## Task details
From the entries that follow, copy each line containing the word "JSON".

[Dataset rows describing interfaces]

• • • • •

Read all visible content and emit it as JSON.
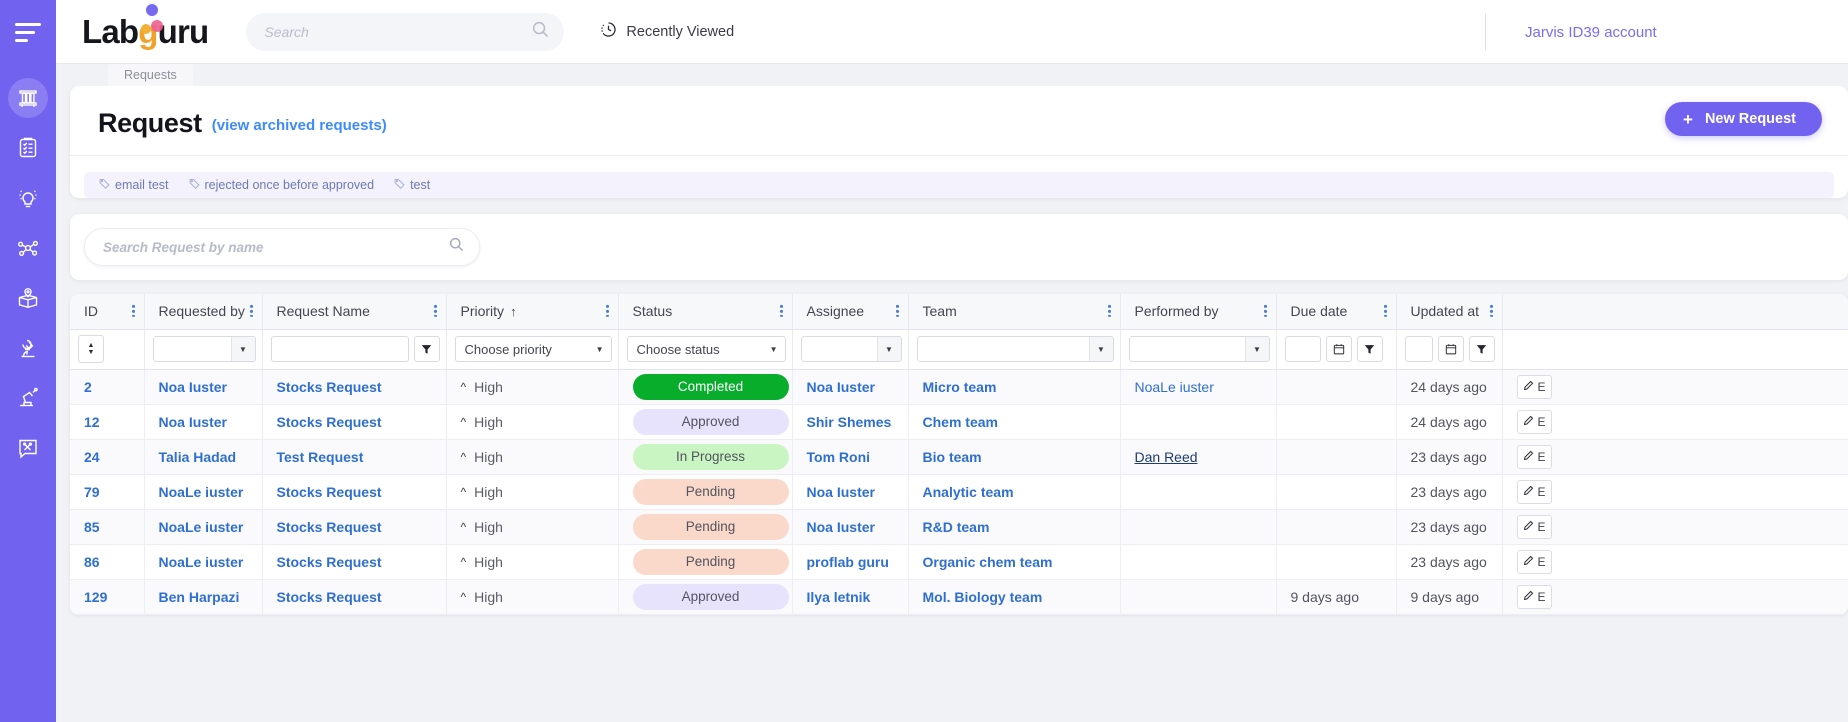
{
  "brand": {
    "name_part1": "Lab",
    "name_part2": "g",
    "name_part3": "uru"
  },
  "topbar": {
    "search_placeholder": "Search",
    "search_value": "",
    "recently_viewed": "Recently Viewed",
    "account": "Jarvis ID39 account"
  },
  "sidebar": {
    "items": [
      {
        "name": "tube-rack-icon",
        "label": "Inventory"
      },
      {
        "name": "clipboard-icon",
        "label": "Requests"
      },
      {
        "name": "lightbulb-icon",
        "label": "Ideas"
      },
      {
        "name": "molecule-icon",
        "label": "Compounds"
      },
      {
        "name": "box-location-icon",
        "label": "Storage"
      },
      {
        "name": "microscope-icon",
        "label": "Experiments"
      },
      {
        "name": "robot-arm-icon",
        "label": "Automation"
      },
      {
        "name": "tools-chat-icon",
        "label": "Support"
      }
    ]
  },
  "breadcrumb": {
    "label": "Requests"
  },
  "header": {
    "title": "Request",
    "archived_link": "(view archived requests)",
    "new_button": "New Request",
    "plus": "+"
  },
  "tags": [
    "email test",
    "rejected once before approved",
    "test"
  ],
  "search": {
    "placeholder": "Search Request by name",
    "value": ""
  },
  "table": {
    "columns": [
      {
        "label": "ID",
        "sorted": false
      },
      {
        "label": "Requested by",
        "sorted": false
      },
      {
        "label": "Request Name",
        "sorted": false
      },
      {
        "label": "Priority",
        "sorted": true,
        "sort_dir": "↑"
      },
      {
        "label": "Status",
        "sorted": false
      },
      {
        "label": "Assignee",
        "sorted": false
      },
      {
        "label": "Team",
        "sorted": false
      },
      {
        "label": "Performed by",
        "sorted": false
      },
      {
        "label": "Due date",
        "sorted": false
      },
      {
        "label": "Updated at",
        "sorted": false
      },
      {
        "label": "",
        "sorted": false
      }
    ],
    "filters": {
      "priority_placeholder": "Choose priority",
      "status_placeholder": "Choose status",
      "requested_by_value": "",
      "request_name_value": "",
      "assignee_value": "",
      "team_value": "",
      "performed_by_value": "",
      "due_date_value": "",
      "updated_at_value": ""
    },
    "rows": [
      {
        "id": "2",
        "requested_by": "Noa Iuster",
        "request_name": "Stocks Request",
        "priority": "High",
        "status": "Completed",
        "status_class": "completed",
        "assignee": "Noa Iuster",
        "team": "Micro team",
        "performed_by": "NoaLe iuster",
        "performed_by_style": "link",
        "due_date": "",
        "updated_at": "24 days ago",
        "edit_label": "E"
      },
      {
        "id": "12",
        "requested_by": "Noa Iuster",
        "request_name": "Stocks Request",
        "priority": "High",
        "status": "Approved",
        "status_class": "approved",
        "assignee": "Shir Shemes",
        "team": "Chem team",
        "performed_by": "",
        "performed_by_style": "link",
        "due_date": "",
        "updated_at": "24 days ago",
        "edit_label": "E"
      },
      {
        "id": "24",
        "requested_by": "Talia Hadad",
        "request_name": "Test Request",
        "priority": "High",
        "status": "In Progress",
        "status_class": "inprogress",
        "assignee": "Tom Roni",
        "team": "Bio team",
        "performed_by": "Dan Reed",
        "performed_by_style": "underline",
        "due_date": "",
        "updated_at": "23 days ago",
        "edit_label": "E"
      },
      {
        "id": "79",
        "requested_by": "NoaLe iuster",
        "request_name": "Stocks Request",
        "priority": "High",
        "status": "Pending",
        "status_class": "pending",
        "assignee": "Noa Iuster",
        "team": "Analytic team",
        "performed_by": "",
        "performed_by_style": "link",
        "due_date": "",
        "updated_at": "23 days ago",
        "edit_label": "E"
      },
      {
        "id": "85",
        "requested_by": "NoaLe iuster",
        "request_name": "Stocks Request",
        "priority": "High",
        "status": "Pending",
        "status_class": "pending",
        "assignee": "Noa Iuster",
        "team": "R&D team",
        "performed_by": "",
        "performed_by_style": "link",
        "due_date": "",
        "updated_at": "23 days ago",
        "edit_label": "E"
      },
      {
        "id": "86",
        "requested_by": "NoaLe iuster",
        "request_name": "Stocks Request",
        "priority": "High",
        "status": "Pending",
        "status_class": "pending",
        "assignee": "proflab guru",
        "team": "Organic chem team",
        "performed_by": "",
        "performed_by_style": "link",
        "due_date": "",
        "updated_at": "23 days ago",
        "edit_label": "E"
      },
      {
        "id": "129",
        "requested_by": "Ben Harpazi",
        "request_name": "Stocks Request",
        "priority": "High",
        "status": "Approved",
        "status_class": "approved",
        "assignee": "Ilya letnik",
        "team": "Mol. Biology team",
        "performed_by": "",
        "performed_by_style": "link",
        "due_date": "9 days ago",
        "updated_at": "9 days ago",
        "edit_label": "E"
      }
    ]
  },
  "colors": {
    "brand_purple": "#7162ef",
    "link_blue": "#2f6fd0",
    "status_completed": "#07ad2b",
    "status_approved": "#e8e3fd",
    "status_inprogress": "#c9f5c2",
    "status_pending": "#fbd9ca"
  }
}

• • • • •

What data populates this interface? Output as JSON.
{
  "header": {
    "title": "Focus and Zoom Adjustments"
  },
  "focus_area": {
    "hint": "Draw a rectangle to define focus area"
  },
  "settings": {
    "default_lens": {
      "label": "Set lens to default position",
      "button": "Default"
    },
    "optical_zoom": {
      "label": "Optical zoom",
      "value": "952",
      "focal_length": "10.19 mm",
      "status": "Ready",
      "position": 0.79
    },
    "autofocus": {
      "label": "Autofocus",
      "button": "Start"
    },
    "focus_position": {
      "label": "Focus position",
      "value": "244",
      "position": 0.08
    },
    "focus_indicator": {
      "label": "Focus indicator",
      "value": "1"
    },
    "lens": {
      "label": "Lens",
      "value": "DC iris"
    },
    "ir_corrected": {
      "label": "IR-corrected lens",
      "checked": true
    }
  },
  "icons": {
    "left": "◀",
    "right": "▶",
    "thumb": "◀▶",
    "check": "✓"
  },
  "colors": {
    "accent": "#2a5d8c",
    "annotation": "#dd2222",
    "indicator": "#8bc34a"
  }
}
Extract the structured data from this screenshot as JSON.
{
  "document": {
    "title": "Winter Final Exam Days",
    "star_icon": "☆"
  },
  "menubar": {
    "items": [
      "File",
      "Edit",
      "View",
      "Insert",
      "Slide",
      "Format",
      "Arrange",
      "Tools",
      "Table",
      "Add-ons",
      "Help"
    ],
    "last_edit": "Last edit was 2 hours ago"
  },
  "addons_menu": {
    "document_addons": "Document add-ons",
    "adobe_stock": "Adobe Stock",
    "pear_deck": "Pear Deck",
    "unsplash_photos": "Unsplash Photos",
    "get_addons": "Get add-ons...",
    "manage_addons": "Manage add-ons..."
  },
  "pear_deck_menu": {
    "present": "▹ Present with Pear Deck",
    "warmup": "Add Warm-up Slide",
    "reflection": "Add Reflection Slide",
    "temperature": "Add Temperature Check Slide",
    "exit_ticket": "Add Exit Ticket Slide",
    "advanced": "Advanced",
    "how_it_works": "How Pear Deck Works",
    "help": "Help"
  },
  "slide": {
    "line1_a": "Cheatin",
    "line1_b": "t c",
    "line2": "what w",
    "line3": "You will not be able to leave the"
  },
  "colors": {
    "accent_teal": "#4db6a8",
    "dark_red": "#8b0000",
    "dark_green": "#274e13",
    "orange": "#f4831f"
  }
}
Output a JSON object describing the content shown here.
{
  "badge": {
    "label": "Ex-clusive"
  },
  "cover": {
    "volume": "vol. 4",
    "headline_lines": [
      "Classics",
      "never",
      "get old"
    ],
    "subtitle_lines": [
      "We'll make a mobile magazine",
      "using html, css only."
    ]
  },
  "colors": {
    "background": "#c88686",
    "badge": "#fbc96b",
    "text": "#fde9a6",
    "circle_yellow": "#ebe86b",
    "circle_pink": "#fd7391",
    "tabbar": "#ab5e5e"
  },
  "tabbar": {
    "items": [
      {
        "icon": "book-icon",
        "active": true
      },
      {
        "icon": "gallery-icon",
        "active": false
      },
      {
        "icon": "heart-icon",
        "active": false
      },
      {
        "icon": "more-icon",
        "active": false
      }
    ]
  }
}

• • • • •

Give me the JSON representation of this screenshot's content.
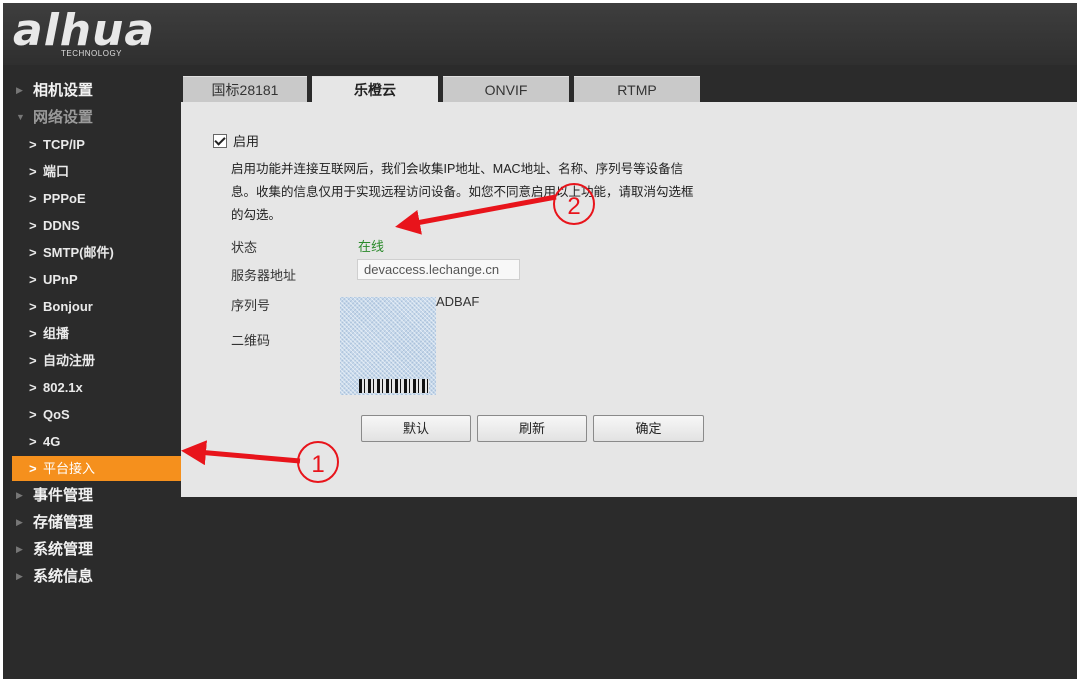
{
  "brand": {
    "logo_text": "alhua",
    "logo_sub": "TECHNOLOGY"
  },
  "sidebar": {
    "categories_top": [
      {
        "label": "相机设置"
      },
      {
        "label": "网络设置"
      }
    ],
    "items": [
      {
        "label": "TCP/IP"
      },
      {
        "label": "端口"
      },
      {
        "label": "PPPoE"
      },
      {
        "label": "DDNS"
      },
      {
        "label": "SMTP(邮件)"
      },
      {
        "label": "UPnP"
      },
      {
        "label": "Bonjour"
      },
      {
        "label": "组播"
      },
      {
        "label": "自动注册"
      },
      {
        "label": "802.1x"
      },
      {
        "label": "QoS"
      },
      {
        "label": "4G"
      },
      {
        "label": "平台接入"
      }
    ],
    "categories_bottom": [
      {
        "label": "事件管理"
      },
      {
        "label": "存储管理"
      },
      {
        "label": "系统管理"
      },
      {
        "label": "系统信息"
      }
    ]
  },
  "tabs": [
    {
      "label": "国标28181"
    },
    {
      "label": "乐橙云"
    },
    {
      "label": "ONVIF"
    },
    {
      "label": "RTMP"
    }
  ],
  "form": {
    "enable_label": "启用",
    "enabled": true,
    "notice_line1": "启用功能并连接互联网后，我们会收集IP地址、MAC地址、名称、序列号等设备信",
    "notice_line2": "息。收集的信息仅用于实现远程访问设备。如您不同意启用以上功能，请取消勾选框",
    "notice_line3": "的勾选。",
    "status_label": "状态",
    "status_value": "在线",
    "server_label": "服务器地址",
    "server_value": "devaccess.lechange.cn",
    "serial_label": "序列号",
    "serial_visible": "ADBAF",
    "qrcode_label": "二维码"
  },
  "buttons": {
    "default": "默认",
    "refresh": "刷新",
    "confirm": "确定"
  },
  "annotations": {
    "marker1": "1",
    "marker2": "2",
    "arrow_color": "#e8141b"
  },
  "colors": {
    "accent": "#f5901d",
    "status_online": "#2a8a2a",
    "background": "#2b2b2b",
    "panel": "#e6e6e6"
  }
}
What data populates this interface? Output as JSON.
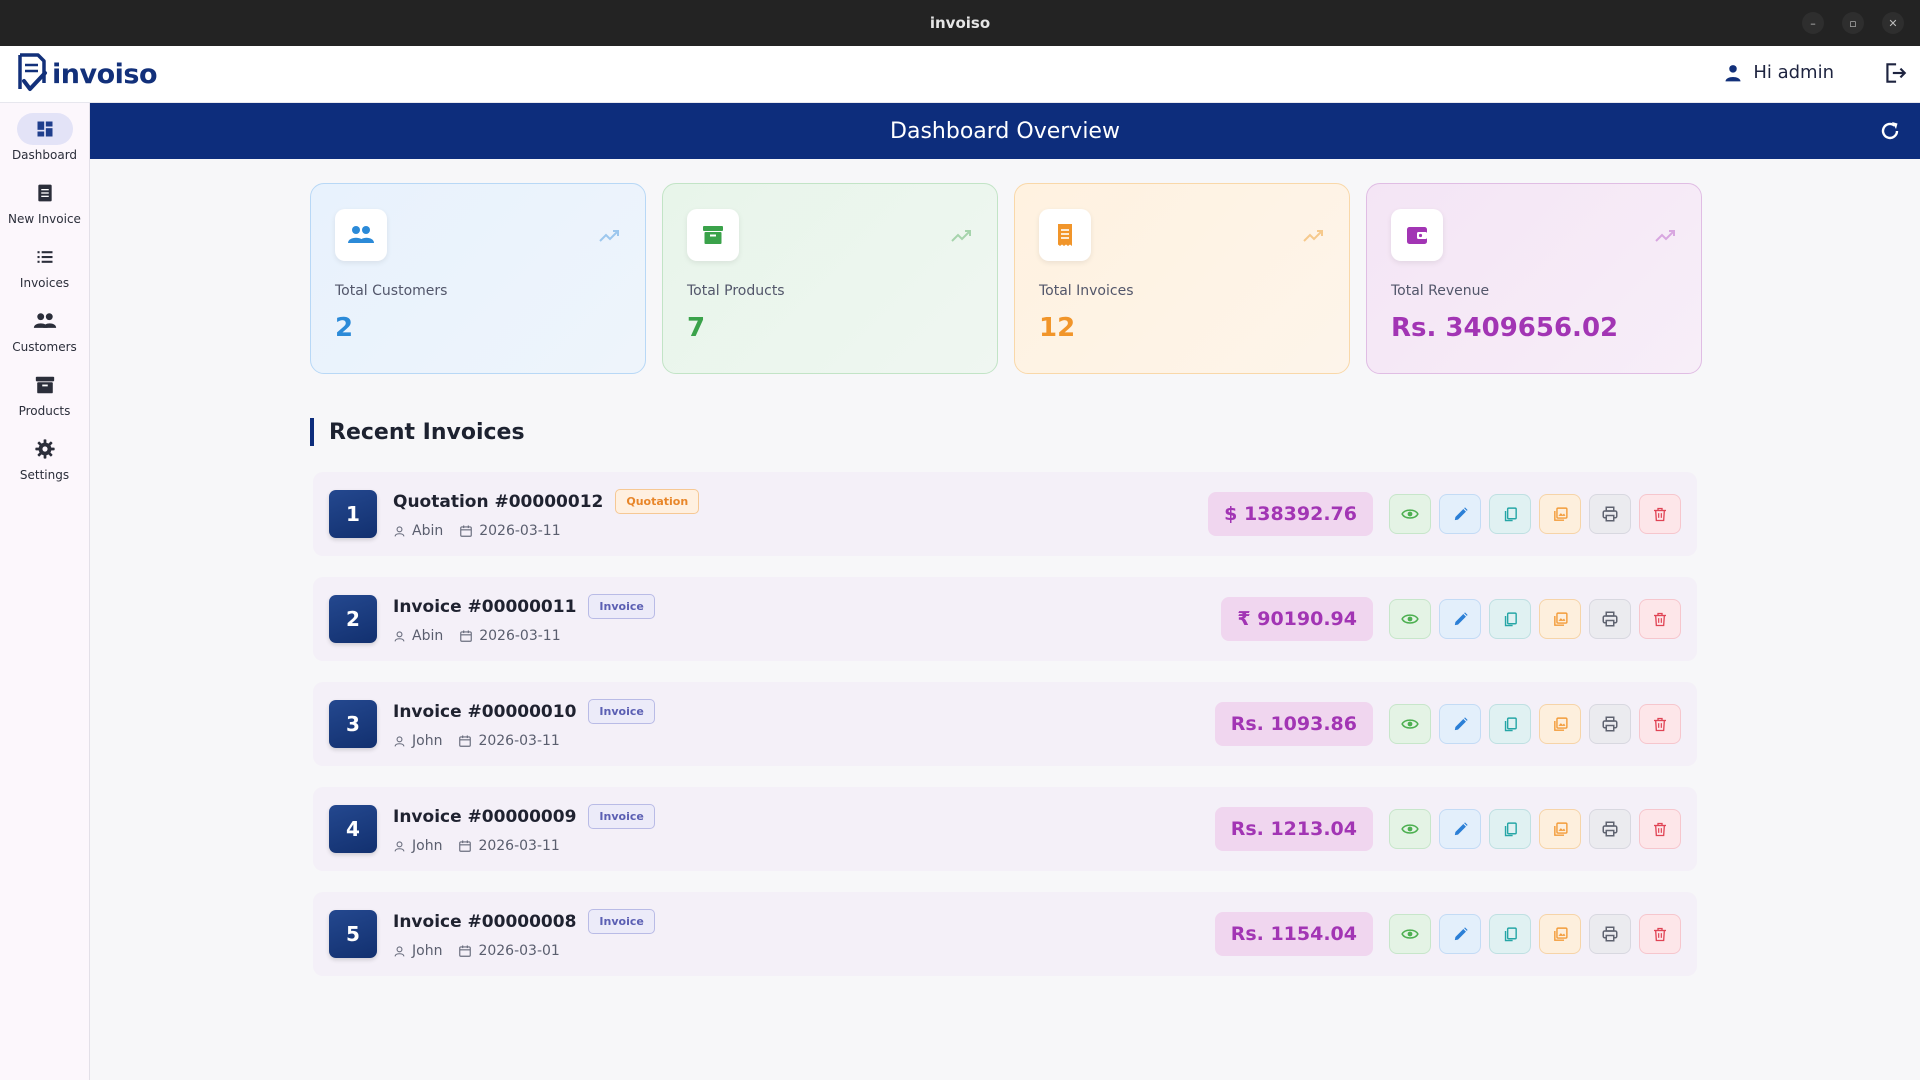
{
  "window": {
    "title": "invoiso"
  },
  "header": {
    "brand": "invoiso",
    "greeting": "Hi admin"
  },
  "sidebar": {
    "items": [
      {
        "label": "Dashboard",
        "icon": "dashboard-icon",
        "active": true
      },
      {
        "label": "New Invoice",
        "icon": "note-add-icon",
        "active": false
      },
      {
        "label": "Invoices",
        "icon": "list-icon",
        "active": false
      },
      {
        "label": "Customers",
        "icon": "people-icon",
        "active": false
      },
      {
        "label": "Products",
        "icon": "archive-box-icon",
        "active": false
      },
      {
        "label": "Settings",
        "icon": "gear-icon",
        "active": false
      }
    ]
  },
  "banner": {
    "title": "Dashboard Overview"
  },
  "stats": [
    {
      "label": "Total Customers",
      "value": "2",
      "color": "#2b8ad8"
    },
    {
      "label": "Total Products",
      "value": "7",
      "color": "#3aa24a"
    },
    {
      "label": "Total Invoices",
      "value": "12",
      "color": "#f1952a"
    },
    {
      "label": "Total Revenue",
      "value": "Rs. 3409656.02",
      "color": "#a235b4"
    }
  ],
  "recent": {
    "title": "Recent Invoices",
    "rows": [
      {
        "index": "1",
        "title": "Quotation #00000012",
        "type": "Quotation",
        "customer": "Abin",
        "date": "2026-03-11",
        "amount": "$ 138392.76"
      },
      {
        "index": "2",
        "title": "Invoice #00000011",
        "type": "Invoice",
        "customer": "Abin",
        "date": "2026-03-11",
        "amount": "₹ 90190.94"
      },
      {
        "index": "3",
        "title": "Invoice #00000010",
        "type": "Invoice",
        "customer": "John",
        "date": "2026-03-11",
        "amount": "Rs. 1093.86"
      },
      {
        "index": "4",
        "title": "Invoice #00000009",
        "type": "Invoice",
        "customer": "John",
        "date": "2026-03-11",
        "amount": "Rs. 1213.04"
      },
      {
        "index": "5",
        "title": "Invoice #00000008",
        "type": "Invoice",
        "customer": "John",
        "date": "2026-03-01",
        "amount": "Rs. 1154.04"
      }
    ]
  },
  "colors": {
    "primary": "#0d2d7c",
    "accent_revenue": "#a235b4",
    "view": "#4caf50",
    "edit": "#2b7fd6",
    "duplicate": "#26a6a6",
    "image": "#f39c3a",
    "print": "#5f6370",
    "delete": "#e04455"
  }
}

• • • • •

## Task answer
Read all visible content and emit it as JSON.
What data populates this interface? Output as JSON.
Extract the structured data from this screenshot as JSON.
Output a JSON object describing the content shown here.
Give me the JSON representation of this screenshot's content.
What data populates this interface? Output as JSON.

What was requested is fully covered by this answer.